	* c-c++-common/rotate-1a.c: New test.
	* c-c++-common/rotate-2.c: New test.
	* c-c++-common/rotate-2a.c: New test.
	* c-c++-common/rotate-3.c: New test.
	* c-c++-common/rotate-3a.c: New test.
	* c-c++-common/rotate-4.c: New test.
	* c-c++-common/rotate-4a.c: New test.

Added:
    trunk/gcc/testsuite/c-c++-common/rotate-1.c
    trunk/gcc/testsuite/c-c++-common/rotate-1a.c
    trunk/gcc/testsuite/c-c++-common/rotate-2.c
    trunk/gcc/testsuite/c-c++-common/rotate-2a.c
    trunk/gcc/testsuite/c-c++-common/rotate-3.c
    trunk/gcc/testsuite/c-c++-common/rotate-3a.c
    trunk/gcc/testsuite/c-c++-common/rotate-4.c
    trunk/gcc/testsuite/c-c++-common/rotate-4a.c
Modified:
    trunk/gcc/ChangeLog
    trunk/gcc/testsuite/ChangeLog
    trunk/gcc/tree-ssa-forwprop.c

Author: jakub
Date: Mon May 13 11:04:26 2013
New Revision: 198823

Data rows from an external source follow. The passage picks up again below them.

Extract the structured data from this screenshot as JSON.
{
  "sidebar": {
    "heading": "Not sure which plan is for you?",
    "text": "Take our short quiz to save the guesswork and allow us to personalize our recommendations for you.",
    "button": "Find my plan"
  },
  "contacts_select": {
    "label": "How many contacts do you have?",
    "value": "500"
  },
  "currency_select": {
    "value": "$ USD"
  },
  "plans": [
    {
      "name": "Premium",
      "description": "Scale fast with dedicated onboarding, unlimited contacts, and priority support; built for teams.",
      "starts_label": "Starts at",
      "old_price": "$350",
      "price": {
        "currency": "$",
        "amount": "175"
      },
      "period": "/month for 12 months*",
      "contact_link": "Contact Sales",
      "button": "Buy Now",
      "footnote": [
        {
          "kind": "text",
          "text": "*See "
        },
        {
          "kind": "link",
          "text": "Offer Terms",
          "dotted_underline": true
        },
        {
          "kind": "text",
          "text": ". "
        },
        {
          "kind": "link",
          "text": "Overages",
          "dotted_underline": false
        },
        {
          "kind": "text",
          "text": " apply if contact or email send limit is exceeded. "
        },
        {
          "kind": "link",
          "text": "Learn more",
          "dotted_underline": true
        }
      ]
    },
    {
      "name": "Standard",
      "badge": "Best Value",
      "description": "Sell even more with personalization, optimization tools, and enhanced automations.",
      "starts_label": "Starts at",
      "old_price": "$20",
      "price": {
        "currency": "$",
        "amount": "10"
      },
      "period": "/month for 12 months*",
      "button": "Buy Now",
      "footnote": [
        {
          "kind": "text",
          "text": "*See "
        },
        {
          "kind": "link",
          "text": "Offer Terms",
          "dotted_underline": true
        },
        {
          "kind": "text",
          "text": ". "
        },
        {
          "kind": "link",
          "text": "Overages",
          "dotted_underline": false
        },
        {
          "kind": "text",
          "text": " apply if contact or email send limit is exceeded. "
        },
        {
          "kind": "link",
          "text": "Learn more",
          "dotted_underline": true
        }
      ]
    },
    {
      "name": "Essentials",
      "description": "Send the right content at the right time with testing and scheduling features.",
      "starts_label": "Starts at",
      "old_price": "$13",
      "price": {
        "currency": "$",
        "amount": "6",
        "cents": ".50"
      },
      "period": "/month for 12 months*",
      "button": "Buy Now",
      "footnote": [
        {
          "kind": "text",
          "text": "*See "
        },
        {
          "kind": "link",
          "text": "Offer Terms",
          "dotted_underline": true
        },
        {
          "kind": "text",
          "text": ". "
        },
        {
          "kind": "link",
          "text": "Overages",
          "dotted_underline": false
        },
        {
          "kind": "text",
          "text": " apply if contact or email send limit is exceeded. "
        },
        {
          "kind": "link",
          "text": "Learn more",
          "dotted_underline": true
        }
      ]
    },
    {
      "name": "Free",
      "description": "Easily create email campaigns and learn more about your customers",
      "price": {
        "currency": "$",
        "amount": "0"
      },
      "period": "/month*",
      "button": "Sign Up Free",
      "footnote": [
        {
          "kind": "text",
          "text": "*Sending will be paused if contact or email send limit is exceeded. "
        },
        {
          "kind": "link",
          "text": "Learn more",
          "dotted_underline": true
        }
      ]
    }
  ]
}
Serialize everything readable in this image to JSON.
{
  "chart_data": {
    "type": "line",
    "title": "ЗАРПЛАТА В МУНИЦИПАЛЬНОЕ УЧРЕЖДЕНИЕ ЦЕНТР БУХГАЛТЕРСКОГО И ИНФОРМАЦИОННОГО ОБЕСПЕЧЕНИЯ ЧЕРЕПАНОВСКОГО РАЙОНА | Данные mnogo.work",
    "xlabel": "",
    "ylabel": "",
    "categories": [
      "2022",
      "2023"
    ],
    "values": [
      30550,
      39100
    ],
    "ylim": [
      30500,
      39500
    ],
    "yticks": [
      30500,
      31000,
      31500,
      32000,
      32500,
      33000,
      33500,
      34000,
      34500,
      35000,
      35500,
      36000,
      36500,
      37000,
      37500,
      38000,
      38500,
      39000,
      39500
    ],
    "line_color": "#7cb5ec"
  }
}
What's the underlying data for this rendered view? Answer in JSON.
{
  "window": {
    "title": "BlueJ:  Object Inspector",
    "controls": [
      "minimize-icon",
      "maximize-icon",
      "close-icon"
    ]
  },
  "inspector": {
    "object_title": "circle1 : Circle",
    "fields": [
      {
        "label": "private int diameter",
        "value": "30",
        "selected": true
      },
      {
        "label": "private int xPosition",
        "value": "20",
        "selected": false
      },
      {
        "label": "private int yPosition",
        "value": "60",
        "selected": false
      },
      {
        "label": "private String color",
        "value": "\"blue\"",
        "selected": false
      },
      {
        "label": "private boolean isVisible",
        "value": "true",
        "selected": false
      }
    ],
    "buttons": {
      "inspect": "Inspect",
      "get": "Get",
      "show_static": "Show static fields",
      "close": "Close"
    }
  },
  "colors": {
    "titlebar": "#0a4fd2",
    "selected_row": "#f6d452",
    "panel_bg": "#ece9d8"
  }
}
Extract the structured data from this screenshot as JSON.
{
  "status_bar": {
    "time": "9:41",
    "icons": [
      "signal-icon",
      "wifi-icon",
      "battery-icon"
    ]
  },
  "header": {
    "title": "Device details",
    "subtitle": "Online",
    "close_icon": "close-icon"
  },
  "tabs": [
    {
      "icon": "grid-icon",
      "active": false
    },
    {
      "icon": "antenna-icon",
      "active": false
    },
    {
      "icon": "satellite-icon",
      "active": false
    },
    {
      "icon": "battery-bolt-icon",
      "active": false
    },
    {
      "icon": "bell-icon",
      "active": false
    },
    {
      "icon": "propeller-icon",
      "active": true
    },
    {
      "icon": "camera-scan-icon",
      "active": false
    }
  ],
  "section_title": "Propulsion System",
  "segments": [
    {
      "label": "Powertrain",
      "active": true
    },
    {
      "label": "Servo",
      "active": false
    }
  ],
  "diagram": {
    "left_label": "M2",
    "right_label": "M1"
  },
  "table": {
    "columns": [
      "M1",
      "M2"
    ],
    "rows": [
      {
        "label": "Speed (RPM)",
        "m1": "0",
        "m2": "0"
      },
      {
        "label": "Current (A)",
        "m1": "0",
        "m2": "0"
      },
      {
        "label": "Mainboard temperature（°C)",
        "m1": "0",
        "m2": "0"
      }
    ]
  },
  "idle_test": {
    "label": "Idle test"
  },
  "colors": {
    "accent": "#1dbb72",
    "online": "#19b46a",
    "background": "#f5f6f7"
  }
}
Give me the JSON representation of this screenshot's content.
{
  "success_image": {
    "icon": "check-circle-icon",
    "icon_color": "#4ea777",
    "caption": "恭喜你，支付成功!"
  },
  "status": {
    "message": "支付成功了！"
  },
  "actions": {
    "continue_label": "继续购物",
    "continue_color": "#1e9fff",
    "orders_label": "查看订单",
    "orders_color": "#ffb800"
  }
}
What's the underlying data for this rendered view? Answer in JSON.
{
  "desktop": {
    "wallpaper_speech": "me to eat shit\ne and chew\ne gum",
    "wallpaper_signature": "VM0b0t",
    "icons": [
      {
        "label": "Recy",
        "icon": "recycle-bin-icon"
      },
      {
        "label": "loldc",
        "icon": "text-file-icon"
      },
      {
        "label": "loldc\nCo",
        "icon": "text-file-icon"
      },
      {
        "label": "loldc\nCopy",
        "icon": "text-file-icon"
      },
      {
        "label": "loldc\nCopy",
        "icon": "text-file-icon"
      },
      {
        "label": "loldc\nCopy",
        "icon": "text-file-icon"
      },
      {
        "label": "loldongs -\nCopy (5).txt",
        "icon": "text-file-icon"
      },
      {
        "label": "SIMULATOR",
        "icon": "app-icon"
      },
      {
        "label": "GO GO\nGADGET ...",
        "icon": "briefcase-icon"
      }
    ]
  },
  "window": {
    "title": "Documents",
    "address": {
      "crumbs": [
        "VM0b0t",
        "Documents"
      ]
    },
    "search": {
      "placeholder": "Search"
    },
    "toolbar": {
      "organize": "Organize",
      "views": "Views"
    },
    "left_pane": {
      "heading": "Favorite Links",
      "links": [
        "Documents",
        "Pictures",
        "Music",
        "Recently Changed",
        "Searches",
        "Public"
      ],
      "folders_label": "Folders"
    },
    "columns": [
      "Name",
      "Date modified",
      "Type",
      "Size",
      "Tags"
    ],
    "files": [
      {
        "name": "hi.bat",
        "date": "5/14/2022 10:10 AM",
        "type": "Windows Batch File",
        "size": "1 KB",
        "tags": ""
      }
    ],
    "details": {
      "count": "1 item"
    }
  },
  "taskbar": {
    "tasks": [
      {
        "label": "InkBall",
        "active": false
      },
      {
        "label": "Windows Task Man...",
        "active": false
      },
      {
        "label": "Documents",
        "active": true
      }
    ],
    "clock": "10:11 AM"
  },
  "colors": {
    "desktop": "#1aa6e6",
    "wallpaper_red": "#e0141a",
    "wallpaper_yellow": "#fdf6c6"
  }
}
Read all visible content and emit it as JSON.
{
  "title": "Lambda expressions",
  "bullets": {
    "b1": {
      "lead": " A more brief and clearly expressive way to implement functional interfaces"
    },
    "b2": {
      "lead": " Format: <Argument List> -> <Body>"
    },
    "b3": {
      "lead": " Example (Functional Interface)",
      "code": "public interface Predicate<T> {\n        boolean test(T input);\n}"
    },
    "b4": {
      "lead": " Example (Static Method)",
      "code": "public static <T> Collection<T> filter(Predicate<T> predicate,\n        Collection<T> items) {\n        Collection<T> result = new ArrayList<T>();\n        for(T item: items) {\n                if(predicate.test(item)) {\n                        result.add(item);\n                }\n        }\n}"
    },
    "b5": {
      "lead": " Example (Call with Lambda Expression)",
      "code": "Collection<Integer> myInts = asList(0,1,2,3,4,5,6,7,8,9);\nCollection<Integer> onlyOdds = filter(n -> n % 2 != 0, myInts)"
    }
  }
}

URL: http://gcc.gnu.org/viewcvs?rev=198823&root=gcc&view=rev
Log:
	PR tree-optimization/45216
	PR tree-optimization/57157
	* tree-ssa-forwprop.c (simplify_rotate): Only recognize
	the (-Y) & (B - 1) variant if OP is |.
	* expmed.c (expand_shift_1): For rotations by const0_rtx just
	return shifted.  Use (-op1) & (prec - 1) as other_amount
	instead of prec - op1.

	* c-c++-common/rotate-1.c: Add 32 tests with +.
	* c-c++-common/rotate-1a.c: Adjust.
	* c-c++-common/rotate-2.c: Add 32 tests with +, expect
	only 48 rotates.
	* c-c++-common/rotate-2b.c: New test.
	* c-c++-common/rotate-3.c: Add 32 tests with +.
	* c-c++-common/rotate-4.c: Add 32 tests with +, expect
	only 48 rotates.
	* c-c++-common/rotate-4b.c: New test.
	* c-c++-common/rotate-5.c: New test.

Added:
    trunk/gcc/testsuite/c-c++-common/rotate-5.c
Modified:
    trunk/gcc/ChangeLog
    trunk/gcc/expmed.c
    trunk/gcc/testsuite/ChangeLog
    trunk/gcc/testsuite/c-c++-common/rotate-1.c
    trunk/gcc/testsuite/c-c++-common/rotate-1a.c
    trunk/gcc/testsuite/c-c++-common/rotate-2.c
    trunk/gcc/testsuite/c-c++-common/rotate-3.c
    trunk/gcc/testsuite/c-c++-common/rotate-4.c
    trunk/gcc/tree-ssa-forwprop.c
Comment 6 Jeffrey Walton 2015-08-11 21:39:17 UTC
(In reply to Jakub Jelinek from comment #4)
> Created attachment 30075 [details]
> /tmp/gcc49-pr57157.patch
> 
> Untested tiny i386 improvement, instead of roll $31, %eax we can emit
> rorl %eax which is shorter.

Forgive my ignorance...

Why not put the shift amount in %ecx, %cx or %cl? The x86 processor will only use the low-order 5-bits (low order 6-bits for x86_64). That means you get the mask for free.

With a free mask, you don't even have to worry about the ranges in C/C++ or the assembler's "I" or "J" constraints.